Aim of the exercise:
Report the count of lines in the listing below that include the string "Белгорода", with no other text.

Available data:

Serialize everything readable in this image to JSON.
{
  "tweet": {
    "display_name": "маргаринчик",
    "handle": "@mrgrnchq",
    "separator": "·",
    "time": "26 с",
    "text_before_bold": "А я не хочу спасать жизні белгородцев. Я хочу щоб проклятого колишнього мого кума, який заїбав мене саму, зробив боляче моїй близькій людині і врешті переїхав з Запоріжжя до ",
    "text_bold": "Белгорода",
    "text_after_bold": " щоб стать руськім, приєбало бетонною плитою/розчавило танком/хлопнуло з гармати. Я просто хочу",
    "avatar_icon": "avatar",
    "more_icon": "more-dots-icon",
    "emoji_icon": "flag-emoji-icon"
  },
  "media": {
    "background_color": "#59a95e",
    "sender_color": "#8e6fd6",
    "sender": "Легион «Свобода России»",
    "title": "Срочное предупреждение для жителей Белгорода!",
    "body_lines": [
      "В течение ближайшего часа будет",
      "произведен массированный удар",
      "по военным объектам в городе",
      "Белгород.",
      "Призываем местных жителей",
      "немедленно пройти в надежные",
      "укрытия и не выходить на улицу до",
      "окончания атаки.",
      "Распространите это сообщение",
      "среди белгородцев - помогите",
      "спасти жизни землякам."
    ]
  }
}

Solved exercise:
2